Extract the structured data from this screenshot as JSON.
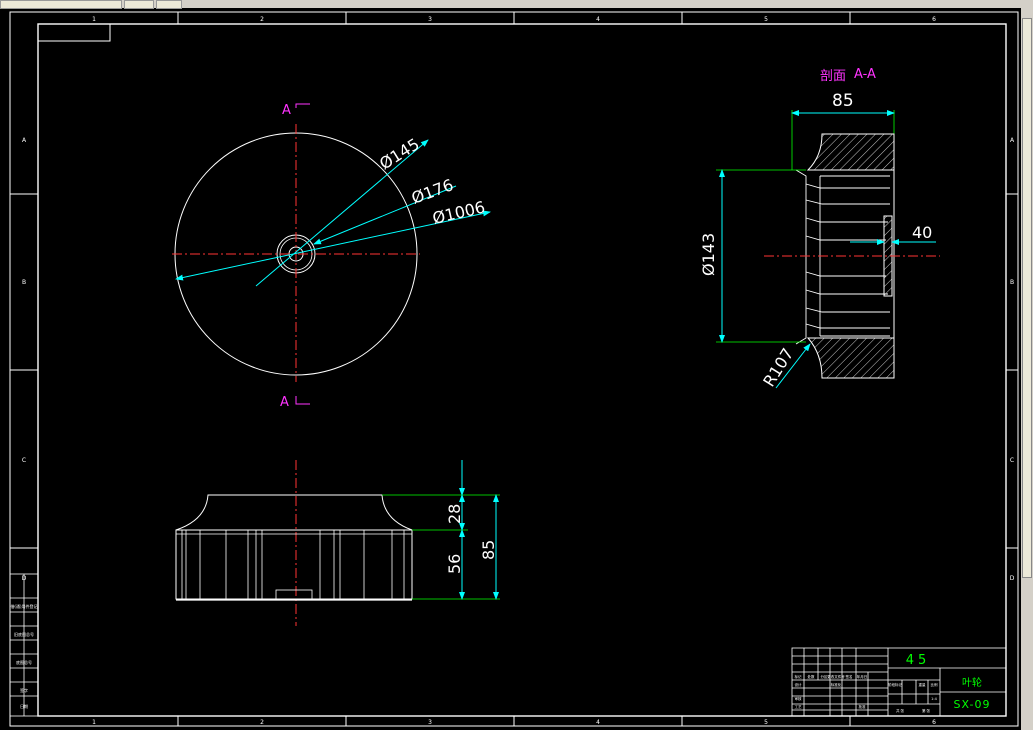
{
  "colors": {
    "background": "#000000",
    "outline": "#ffffff",
    "dimension": "#00ffff",
    "centerline": "#ff3333",
    "section_label": "#ff33ff",
    "dim_extension": "#00ff00",
    "title_text": "#00ff00",
    "frame": "#ffffff"
  },
  "frame": {
    "column_numbers": [
      "1",
      "2",
      "3",
      "4",
      "5",
      "6"
    ],
    "row_letters": [
      "A",
      "B",
      "C",
      "D"
    ]
  },
  "front_view": {
    "section_mark_top": "A",
    "section_mark_bottom": "A",
    "dims": {
      "d145": "Ø145",
      "d176": "Ø176",
      "d1006": "Ø1006"
    }
  },
  "section_view": {
    "title_cn": "剖面",
    "title_id": "A-A",
    "dims": {
      "width": "85",
      "dia": "Ø143",
      "thk": "40",
      "radius": "R107"
    }
  },
  "side_view": {
    "dims": {
      "top_h": "28",
      "bottom_h": "56",
      "total_h": "85"
    }
  },
  "title_block": {
    "material": "45",
    "part_name": "叶轮",
    "drawing_no": "SX-09",
    "small_cells": [
      "标记",
      "处数",
      "分区",
      "更改文件号",
      "签名",
      "年月日",
      "设计",
      "标准化",
      "阶段标记",
      "重量",
      "比例",
      "审核",
      "工艺",
      "批准",
      "共 张",
      "第 张",
      "1:4"
    ]
  },
  "left_table": {
    "labels": [
      "借(通)用件登记",
      "旧底图总号",
      "底图总号",
      "签字",
      "日期"
    ]
  }
}
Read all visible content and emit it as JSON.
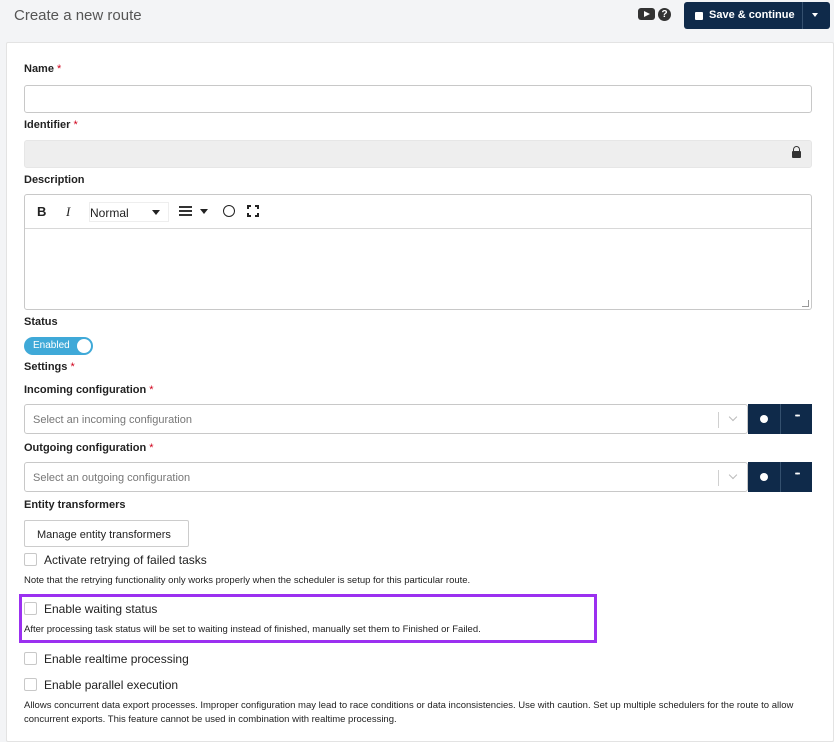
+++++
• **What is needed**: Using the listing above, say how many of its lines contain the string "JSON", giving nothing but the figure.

• **Task response**: 2